The fast pace of project planning and execution can sometimes take a toll on team members. Nonstop communications, coordination across multiple stakeholders and cross-functional groups, the expectation of real-time data availability and analysis, and driving several projects through different lifecycle phases simultaneously—it can drain your team’s energy if you aren’t careful. By keeping an eye…
projct management consulting
Everyone in your project team is busy but your initiative isn’t moving ahead. You may be stalled trying to get through a particular sequence of tasks or it might seem like every new activity experiences delays. Sound familiar? You aren’t alone. Even seasoned project teams occasionally run into situations where progress comes to a standstill….
Good project communications are a fundamental component of project success. Formal memos, meeting agendas and minutes, quick question-and-answer sessions in the hall—they all contribute to moving your project forward. Your stakeholders need to know what’s happening and what’s scheduled. Your sponsors and the organization’s senior leadership team expect regular updates on progress and notification of…
One common problem organizations encounter is the existence of multiple concurrent plans for a single project. Between the various cross-functional groups, from accounting to engineering to HR, you may discover there are too many schedules in use. With all these timetables floating around, how can you trust any of the resulting progress estimates? The true status of each activity soon becomes a big question mark. Sound familiar? It’s the “many truths” problem and it could doom your project to failure.
It isn’t uncommon to encounter challenges during a project. Teams may lose a key member, putting additional work on everyone else, or a critical material might suddenly become unavailable. These problems are relatively routine and most PMs have the experience and resources to deal with the issues without derailing their project’s progress.
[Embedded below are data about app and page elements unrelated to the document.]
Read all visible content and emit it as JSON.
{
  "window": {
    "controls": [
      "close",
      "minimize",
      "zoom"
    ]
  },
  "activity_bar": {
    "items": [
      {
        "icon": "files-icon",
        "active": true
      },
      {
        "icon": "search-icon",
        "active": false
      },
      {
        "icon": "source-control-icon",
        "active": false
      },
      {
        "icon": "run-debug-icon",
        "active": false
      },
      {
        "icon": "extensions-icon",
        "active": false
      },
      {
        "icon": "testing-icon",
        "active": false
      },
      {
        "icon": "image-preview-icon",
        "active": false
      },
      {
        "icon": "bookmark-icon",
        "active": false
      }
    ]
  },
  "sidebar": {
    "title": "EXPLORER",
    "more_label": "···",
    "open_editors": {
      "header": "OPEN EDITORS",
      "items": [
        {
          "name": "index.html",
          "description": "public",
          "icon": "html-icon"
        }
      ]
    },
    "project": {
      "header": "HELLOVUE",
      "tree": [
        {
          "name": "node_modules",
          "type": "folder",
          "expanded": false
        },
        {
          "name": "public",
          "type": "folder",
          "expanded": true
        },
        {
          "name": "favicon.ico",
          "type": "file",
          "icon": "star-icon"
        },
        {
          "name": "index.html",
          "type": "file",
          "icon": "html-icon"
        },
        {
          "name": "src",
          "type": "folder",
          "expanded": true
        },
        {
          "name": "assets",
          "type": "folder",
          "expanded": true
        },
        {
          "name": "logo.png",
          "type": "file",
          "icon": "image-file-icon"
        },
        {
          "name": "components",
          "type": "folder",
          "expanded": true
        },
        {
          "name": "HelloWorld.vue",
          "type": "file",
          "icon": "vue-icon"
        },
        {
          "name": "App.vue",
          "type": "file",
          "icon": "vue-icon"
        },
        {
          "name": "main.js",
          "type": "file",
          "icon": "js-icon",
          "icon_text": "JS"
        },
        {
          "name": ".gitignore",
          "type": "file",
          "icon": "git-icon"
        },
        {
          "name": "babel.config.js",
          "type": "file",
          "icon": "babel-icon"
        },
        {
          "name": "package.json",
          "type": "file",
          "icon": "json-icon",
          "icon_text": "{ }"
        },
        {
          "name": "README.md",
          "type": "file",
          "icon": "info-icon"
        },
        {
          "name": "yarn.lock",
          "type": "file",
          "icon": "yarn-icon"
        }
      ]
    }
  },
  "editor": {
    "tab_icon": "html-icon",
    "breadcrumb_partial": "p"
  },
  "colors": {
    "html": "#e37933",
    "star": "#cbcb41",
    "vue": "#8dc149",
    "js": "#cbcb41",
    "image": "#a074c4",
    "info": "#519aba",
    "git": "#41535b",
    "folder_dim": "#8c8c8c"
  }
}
Is your organization launching a new facility? Whether it represents an expansion of existing operations, a relocation from a previous site, or an entirely new function for the company, there are a number of risks around material procurement that must be identified and properly addressed before your facility startup project can deliver the expected results.
Conducting ongoing checks of a project’s health is something teams should do on a regular basis, but surprisingly few actually do. If your organization is one of those that doesn’t already carry out routine monitoring, it’s an important skill that’s worth the effort to develop. A well-informed assessment gives project managers the level of awareness they need to proactively spot potential problems, deploy solutions, and monitor the results to ensure their fix was effective in bringing the project’s progress back on track.
The need to develop new processes should be an expected part of any facility startup project. Depending on the type of site that’s being launched, the organization may not have established protocols that address any number of functions—inventory management or materials receiving, for example. Or it’s possible that formal processes do exist within the company, but that they aren’t comprehensive enough to encompass all the activities that will occur in the new facility.
In the early phases of project planning, there are many things the Project Team doesn’t know. But as the process gets underway, the team needs to make it their mission to ensure they get the information they need to understand where risks exist, to determine the most efficient and effective scope and timeline, and to make the best decisions as they move forward. If the data being used by the Project Team is incomplete or inaccurate, the project could go over budget or even fail to achieve its goals.
There are many potential challenges hiding within manufacturing projects. Without the right kind of planning and preparation, issues can crop up with little warning and cause Project Teams to compensate by cutting corners, either in the level of work being performed, the materials used, or even in the overall scope of the project.